■ **Work instruction**: Examine each line of the data. Copy those that contain the string "true".

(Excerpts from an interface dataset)
= = = = = = =

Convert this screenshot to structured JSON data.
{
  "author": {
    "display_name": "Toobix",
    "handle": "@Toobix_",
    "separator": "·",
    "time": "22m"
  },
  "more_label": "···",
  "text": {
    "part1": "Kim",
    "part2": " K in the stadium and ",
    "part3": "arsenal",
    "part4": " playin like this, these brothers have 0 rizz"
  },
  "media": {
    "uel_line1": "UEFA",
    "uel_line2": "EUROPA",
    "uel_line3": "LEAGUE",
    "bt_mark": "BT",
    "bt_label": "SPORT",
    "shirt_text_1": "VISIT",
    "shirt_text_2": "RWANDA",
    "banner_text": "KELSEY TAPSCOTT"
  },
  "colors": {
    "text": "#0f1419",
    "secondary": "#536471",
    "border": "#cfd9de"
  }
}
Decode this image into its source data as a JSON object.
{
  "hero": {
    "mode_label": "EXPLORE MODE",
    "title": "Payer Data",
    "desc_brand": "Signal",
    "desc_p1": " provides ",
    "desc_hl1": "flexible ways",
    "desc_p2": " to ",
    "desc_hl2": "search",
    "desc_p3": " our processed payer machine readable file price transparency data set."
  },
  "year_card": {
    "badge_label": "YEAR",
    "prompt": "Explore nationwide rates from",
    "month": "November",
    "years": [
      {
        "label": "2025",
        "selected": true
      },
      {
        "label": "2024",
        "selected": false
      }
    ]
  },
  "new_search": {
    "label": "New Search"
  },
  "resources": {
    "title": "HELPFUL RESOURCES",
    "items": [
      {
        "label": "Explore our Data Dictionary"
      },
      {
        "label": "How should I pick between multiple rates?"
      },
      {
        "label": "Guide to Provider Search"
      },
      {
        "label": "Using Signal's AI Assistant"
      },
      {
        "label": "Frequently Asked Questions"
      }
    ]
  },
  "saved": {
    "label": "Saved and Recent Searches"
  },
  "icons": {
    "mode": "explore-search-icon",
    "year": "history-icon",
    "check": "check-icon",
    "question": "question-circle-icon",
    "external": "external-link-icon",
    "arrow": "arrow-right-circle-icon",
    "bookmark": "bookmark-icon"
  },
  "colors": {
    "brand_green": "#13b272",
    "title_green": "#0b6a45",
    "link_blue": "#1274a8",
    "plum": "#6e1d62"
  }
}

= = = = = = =

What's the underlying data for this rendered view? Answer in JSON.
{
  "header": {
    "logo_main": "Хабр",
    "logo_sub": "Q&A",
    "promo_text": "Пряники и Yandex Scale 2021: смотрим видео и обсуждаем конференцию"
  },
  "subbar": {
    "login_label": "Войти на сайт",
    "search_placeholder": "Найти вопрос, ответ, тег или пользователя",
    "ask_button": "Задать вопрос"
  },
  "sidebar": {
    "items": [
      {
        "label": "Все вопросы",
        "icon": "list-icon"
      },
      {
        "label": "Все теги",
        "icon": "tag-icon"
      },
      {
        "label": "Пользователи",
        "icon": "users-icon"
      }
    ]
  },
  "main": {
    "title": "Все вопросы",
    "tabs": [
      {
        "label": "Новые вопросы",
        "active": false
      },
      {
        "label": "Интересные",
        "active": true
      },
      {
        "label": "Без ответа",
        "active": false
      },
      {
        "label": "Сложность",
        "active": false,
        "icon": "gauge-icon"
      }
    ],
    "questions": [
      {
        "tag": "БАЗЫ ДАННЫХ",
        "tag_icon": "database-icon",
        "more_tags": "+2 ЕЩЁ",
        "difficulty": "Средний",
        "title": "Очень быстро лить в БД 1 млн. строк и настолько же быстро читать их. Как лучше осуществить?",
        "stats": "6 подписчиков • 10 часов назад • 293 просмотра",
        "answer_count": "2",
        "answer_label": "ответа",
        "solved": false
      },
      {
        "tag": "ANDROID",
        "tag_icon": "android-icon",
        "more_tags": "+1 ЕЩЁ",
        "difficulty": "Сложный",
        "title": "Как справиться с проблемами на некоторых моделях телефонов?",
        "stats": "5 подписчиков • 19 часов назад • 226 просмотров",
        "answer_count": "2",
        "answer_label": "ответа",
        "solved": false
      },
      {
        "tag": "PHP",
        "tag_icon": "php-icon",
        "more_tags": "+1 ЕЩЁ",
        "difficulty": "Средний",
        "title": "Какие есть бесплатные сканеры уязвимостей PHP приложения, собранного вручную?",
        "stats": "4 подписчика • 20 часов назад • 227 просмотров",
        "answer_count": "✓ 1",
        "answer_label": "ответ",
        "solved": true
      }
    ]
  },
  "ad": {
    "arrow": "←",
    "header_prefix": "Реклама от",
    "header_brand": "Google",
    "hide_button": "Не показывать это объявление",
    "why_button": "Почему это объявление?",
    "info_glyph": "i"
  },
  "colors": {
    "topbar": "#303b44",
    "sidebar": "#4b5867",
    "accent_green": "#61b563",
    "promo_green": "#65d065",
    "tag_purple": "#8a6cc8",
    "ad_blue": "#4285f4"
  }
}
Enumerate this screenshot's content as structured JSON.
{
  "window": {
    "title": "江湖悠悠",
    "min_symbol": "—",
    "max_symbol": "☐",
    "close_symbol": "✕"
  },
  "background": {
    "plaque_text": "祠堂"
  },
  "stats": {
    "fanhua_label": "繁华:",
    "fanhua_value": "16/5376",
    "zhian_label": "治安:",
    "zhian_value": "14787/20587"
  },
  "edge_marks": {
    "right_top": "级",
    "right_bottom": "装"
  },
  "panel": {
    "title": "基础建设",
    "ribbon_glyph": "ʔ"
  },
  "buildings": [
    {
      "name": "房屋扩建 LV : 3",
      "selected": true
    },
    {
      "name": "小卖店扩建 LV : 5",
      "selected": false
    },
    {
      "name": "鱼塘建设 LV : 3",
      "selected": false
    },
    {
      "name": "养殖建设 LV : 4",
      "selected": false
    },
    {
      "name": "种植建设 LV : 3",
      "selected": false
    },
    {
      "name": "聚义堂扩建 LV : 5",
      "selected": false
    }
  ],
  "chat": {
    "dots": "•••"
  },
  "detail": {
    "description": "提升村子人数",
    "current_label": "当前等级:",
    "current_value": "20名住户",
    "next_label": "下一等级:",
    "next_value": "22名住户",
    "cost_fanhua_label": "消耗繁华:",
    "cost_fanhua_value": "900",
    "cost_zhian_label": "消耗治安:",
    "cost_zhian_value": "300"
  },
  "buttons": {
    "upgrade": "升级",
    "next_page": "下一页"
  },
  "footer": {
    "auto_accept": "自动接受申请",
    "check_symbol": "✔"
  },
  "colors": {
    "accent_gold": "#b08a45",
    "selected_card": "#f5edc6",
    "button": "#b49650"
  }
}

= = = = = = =

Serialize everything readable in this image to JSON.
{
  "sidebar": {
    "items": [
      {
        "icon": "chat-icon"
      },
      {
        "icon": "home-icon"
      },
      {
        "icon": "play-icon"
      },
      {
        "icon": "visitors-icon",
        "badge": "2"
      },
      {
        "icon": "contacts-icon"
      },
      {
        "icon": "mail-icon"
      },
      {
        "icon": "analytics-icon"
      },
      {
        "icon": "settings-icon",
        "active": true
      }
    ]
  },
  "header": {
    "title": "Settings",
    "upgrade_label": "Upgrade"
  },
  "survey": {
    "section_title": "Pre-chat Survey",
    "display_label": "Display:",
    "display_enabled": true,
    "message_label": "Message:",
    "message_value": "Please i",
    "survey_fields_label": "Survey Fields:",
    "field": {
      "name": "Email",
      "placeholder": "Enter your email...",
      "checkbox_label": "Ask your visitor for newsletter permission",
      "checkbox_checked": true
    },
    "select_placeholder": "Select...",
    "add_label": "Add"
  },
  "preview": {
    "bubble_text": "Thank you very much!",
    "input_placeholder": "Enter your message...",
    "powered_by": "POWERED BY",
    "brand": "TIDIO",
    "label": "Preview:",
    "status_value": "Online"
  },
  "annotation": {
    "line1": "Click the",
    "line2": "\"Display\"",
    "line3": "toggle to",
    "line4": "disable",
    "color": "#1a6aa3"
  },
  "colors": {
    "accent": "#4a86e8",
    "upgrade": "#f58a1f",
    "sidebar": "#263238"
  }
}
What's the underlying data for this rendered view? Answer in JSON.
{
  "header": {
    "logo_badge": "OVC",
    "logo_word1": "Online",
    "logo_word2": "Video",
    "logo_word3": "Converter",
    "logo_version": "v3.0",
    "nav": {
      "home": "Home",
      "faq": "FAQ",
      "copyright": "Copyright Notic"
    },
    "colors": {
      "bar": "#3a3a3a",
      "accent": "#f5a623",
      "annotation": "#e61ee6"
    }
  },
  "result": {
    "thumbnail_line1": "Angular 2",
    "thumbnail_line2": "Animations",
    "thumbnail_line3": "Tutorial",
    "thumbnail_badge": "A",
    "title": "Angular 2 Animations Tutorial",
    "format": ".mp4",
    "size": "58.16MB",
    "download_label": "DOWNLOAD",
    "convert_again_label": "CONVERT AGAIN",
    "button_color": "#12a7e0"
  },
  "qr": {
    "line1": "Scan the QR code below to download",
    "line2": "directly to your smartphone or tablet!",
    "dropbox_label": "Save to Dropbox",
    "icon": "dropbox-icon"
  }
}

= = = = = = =

■ **Your solution**:
        "selected": true
        "active": true
        "solved": true
      "selected": true
        "active": true
    "display_enabled": true,
      "checkbox_checked": true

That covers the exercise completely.